Task statement
What lines below contain the string "title"? List them all.

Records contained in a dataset
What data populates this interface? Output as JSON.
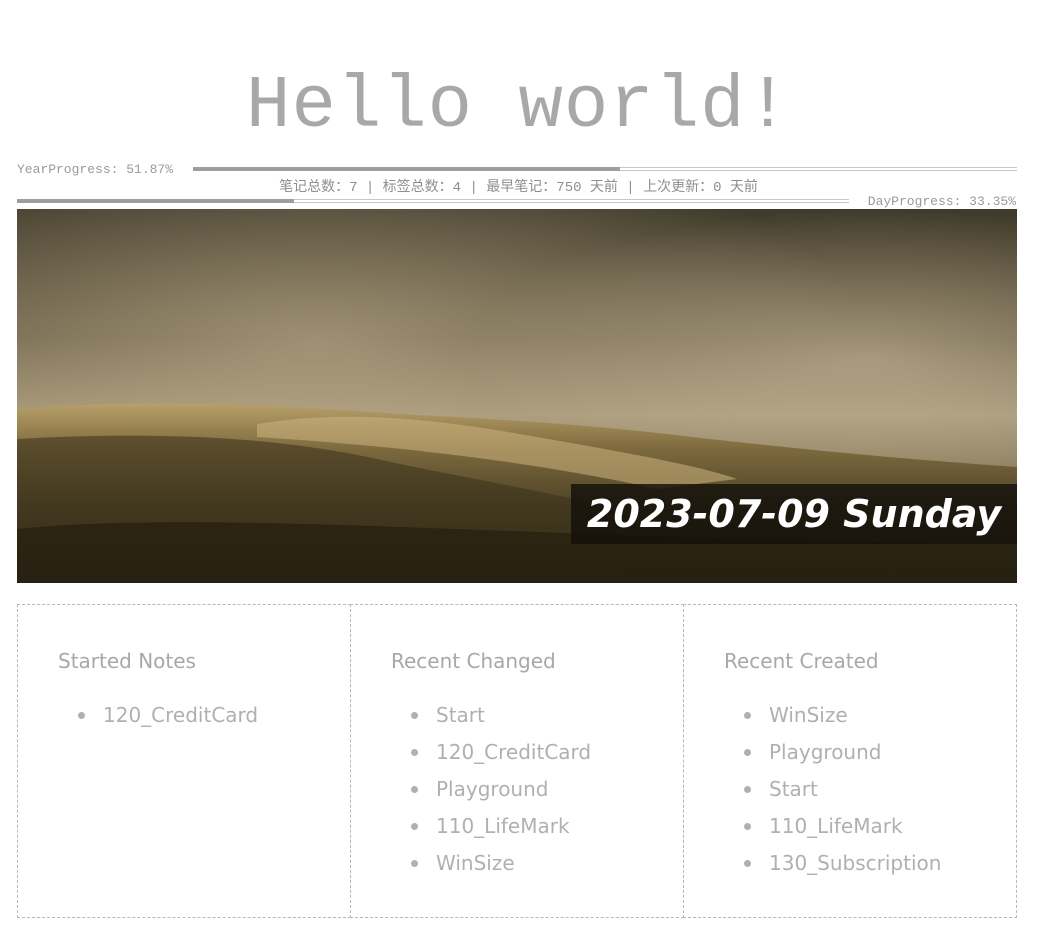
{
  "header": {
    "title": "Hello world!"
  },
  "progress": {
    "year_label": "YearProgress: 51.87%",
    "year_fraction": 0.5187,
    "day_label": "DayProgress: 33.35%",
    "day_fraction": 0.3335
  },
  "stats": {
    "text": "笔记总数：7 | 标签总数：4 | 最早笔记：750 天前 | 上次更新：0 天前"
  },
  "banner": {
    "date": "2023-07-09 Sunday"
  },
  "panels": {
    "started": {
      "title": "Started Notes",
      "items": [
        "120_CreditCard"
      ]
    },
    "changed": {
      "title": "Recent Changed",
      "items": [
        "Start",
        "120_CreditCard",
        "Playground",
        "110_LifeMark",
        "WinSize"
      ]
    },
    "created": {
      "title": "Recent Created",
      "items": [
        "WinSize",
        "Playground",
        "Start",
        "110_LifeMark",
        "130_Subscription"
      ]
    }
  }
}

Output for this exercise
    "title": "Hello world!"
      "title": "Started Notes",
      "title": "Recent Changed",
      "title": "Recent Created",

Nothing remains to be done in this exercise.